→ **Exercise description**: Wherever the string "Disorders" shows up in the data below, copy the whole line.

===== Listed records

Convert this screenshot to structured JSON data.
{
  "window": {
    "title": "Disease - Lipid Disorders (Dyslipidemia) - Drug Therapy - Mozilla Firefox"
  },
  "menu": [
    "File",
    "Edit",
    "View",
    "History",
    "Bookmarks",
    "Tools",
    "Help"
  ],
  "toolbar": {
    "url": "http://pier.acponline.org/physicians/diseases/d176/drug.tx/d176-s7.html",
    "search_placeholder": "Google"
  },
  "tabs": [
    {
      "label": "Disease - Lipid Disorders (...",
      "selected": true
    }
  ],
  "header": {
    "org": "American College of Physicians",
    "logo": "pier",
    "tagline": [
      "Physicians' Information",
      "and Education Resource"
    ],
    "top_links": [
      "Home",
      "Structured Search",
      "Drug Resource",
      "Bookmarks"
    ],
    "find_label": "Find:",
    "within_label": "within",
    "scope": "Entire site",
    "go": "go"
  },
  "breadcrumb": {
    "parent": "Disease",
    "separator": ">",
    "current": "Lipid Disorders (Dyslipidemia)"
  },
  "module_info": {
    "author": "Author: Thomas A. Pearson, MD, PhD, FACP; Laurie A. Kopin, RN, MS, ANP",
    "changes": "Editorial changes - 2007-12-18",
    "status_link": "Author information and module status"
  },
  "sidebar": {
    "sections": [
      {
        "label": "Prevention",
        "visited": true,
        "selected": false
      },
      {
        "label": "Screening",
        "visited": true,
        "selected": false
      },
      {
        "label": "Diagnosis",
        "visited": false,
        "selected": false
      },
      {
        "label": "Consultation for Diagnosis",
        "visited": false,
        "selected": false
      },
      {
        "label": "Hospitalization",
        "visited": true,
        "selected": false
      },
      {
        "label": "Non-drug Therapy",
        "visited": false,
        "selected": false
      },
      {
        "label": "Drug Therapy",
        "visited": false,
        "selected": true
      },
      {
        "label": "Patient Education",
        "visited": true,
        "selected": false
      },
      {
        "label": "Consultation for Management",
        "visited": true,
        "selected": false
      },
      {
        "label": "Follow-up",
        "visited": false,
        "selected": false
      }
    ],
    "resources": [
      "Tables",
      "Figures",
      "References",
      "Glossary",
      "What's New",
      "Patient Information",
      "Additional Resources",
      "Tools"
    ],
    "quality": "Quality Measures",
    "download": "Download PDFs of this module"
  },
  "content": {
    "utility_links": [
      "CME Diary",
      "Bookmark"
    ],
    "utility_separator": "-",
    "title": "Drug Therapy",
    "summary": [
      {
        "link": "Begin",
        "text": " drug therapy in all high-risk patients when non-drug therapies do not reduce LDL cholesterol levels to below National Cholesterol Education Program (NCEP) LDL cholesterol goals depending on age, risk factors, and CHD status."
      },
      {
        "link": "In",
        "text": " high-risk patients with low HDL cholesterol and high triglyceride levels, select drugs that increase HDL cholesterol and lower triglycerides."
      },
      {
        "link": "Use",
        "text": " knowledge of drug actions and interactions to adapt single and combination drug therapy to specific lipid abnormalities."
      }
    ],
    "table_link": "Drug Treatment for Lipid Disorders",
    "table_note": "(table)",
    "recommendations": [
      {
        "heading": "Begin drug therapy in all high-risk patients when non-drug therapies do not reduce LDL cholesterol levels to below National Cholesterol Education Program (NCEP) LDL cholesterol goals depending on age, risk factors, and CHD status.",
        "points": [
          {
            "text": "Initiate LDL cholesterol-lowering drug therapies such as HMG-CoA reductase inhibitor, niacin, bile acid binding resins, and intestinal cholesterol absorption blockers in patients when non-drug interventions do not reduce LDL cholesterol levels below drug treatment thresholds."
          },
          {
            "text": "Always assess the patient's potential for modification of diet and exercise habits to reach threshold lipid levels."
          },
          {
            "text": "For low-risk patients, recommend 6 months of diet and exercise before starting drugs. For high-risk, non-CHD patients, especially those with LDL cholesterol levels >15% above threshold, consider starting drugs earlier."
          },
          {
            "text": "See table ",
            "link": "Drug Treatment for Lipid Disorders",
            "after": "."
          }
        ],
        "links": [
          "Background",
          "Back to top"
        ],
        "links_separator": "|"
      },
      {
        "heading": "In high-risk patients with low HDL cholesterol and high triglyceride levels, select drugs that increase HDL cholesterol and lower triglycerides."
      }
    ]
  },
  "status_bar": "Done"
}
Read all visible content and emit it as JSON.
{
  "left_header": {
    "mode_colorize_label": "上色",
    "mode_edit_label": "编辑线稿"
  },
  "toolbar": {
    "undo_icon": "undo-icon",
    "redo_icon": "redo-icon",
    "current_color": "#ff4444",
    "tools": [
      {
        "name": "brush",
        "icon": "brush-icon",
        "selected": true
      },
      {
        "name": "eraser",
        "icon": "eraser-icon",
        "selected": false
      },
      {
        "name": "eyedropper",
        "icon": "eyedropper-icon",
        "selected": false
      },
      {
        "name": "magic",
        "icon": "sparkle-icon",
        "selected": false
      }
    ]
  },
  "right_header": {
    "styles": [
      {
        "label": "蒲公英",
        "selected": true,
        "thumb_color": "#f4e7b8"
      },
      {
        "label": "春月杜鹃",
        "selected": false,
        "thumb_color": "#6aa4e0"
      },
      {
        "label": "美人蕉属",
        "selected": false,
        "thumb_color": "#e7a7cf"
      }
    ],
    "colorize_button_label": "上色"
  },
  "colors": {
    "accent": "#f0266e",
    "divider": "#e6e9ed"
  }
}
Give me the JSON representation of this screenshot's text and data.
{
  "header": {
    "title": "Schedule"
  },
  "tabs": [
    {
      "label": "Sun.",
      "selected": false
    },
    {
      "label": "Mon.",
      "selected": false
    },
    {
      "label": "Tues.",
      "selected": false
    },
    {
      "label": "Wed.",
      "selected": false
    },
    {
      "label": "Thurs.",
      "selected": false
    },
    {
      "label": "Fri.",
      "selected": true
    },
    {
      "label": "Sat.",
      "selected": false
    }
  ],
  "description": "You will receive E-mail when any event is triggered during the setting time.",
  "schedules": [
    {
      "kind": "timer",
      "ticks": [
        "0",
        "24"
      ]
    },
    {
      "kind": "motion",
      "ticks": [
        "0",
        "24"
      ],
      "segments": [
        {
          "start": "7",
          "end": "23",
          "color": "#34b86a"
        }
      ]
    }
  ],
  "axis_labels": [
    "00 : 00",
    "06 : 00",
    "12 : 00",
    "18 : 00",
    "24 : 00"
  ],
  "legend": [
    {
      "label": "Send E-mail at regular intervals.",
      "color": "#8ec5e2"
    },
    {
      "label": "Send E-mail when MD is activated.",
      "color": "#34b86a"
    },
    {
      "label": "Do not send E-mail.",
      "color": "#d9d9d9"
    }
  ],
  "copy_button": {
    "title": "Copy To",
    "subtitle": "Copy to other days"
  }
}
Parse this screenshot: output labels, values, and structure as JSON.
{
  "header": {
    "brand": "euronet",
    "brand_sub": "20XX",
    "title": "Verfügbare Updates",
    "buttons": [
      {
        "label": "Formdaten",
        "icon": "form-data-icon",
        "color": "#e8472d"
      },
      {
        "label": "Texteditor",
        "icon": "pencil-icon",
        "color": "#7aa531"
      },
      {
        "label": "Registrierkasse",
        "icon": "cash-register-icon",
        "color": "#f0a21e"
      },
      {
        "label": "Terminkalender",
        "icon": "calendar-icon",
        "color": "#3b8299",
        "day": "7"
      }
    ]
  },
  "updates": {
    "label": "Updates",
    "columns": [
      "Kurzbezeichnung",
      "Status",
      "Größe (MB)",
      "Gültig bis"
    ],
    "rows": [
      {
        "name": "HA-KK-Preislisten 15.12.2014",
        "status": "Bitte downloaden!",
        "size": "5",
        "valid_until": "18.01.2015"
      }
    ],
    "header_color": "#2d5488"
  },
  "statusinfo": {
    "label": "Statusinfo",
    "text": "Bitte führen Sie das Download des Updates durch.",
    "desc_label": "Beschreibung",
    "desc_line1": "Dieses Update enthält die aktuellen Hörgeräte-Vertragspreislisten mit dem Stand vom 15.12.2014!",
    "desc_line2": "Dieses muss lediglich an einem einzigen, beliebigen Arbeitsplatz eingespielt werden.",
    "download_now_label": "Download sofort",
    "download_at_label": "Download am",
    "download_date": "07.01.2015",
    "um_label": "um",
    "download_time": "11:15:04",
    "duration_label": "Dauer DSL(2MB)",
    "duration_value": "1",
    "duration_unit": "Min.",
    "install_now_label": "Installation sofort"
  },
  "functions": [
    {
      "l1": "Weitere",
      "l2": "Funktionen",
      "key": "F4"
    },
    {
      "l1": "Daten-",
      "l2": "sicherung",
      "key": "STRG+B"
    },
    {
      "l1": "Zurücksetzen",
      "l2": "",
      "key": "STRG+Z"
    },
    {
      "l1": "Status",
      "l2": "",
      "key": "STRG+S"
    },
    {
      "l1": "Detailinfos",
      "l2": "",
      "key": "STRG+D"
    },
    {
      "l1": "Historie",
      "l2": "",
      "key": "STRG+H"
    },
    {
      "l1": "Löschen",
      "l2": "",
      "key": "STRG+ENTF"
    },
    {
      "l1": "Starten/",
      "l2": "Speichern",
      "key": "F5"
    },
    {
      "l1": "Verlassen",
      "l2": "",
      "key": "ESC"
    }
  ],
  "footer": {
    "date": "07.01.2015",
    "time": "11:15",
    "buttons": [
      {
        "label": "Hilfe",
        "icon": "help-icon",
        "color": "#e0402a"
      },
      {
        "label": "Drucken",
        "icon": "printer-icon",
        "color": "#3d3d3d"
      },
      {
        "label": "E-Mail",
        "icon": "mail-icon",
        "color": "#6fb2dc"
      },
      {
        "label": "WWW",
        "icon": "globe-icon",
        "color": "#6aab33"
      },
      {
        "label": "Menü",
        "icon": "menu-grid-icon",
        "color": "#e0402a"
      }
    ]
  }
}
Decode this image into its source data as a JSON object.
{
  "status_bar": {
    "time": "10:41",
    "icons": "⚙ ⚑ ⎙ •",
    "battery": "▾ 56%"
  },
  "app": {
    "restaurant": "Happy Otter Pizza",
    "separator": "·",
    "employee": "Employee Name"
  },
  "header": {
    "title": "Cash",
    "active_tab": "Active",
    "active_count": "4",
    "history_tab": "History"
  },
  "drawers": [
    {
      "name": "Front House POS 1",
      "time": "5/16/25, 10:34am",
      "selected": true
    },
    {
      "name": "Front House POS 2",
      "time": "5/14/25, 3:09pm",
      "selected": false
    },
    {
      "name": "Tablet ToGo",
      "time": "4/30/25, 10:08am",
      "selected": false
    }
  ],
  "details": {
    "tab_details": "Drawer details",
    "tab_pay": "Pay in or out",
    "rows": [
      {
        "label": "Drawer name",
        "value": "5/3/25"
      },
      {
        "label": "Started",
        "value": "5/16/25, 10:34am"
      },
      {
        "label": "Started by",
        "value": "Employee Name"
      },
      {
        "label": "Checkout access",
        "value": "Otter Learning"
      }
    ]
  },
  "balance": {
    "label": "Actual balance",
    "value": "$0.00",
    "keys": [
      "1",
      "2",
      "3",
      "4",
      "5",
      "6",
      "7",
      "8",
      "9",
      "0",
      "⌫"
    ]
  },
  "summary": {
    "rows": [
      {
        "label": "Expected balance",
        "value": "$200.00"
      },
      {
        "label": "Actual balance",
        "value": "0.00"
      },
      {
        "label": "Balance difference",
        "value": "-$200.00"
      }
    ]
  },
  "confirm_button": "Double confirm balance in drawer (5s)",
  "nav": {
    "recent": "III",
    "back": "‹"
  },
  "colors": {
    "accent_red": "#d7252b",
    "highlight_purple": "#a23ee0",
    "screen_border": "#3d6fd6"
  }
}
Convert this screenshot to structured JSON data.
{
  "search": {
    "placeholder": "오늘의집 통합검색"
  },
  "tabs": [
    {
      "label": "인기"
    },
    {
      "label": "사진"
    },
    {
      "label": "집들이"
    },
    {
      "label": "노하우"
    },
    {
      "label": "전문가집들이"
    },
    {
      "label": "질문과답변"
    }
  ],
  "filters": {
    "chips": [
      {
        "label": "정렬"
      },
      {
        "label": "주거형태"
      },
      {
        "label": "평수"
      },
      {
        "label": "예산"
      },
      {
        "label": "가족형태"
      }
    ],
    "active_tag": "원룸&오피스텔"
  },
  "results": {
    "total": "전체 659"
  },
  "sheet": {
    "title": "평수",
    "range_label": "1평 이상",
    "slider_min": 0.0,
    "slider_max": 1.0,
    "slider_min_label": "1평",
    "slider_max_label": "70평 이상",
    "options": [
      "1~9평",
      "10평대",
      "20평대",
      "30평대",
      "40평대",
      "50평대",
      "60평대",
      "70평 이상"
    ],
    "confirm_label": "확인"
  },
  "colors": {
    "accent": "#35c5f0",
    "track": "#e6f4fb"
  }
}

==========

→ **Response to this task**:
    "title": "Disease - Lipid Disorders (Dyslipidemia) - Drug Therapy - Mozilla Firefox"
      "label": "Disease - Lipid Disorders (...",
    "current": "Lipid Disorders (Dyslipidemia)"
    "table_link": "Drug Treatment for Lipid Disorders",
            "link": "Drug Treatment for Lipid Disorders",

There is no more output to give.